Some local businesses got a break Thursday — others did not — when Kansas Gov. Laura Kelly issued some new regulations regarding who can open and who must stay closed at least until Phase 2 of the Ad Astra reopening plan takes effect.
Kelly’s new order will allow barbershops, hair salons, nail salons, tattoo parlors, tanning salons to reopen as planned Monday, but by appointment only.
Gym and fitness centers won’t be allowed to have group classes or use their locker rooms for anything other than bathroom facilities. Local officials can issue stricter rules, however.
Bars, night clubs and bowling alleys will remain closed until at least June 1 under Kelly’s new order, and summer camps, fairs and festivals would not be allowed until at least June 15.
Nancy McGinnis of Hair Perfections in Winfield said she is “very excited to be reopening. It’s been a long time coming.”
McGinnis said she has been working to sterilize everything in her shop. She’s put out wipes by the door so those entering the building can wipe off the door knob before going inside.
McGinnis said she will wear a mask and will have masks for customers.
“They (the state) asked us to throw out all the magazines, so they are all gone,” McGinnis said. “I keep trying to think of what else I need to do to keep everybody safe.”
She’s already booked up for the first two weeks the shop is open.
“People have been making their appointments for a long time,” she said.
Mika Graham, who has owned the Ionic Salon in Arkansas City for many years, is also excited to be reopening on Monday. Her staff will be very happy to have their clients back, she said.
She has also been working to make sure that the salon follows all the safety regulations.
“People can’t come inside to wait for their appointment. We’ll go outside and get them,” she said.
Because she has 12 hairdressers on staff, they will stagger their days off so they don’t violate the 10-person limit.
As for the cleaning and sterilizing, she said, that is part of the daily work of the shop.
“Anyone who knows me knows I am all about keeping things clean,” she said.
A telephone message at The Shear Point said it plans to reopen May 18.
Cindy’s School of Dance and Gymnastics of Ark City will not open during May, owner Cindy Bennett said.
“We’re playing it safe,” she said, taking it one day at a time. “We want to keep everybody safe.”
One of her biggest challenges is keeping the children six feet apart.
“They don’t understand it,” she said.
Rick Doffing, owner of Hillcrest Lanes in Ark City, said he wasn’t happy about not being able to open, though like Bennett, he said the little kids are the hardest to control, so they would present a challenge to following the safety requirements.
Doffing said the biggest problem he’s seen with the whole shutdown process is that the government has not made sure that those who have been ordered to shut down have the money to keep them going.
“We’ve been shut down for six weeks,” Doffing said, “so we have no money coming in to pay the bills.

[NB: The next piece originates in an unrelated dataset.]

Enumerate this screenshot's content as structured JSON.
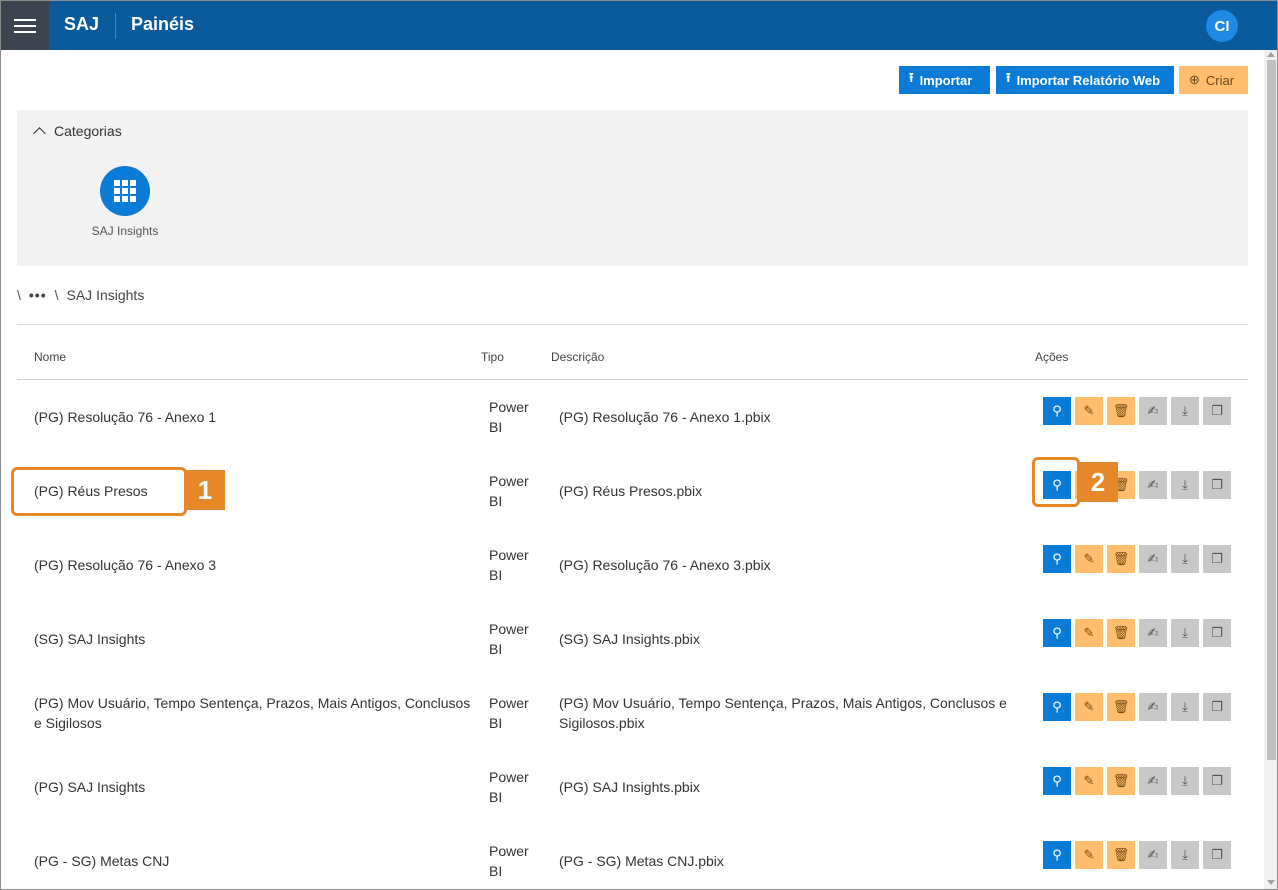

I think if the government says a business has to shut down, it should be given priority to make sure they can continue.”
He said they just received financial assistance from the state this week. They are also waiting to receive money to help meet the payroll.
Efforts to find out plans for the Ark City and Winfield recreation centers were unsuccessful Friday.
No one answered calls to several local bars.
Cowley County Public Health Officer Thomas Langer some criticism of the reopening plans is being directed locally, “even though I do not control the governor, nor does she consult with me.”
Businesses allowed to reopen Monday, such as salons, are relieved that they still can, allaying his fears of a strong backlash had they been kept closed.
“I had hoped that we would have been able to proceed to Phase 2,” Langer said, “but am happy we didn’t move backward or stay in the same place.”
As of Friday afternoon, Cowley County reported just five positive cases overall and just two currently active.
More than 400 people had been tested.
“Yet, we are being dealt the same hand as if we had a severe caseload, which thankfully we have not,” Langer added.
Several residents have voiced “disgust” at having to stay idle and urged him to issue a statement saying people should act in their own interests.
Langer said he understand their point of view, but would never do that, because it would violate his oath of office, derived through Kansas law.
“Even though that seems to be in debate in the social media and on the 24-hour news networks,” he added.
The battle against the virus, Langer said, is far from over.
Asked about casinos opening in Oklahoma, Langer said he advises local residents to avoid them.
“I am not trying to squelch your happiness, just trying to keep the illness out of our county,” he said. “I hope people remember to think of others and not just themselves.”
The Associated Press and CourierTraveler Publisher David A. Seaton contributed to this story.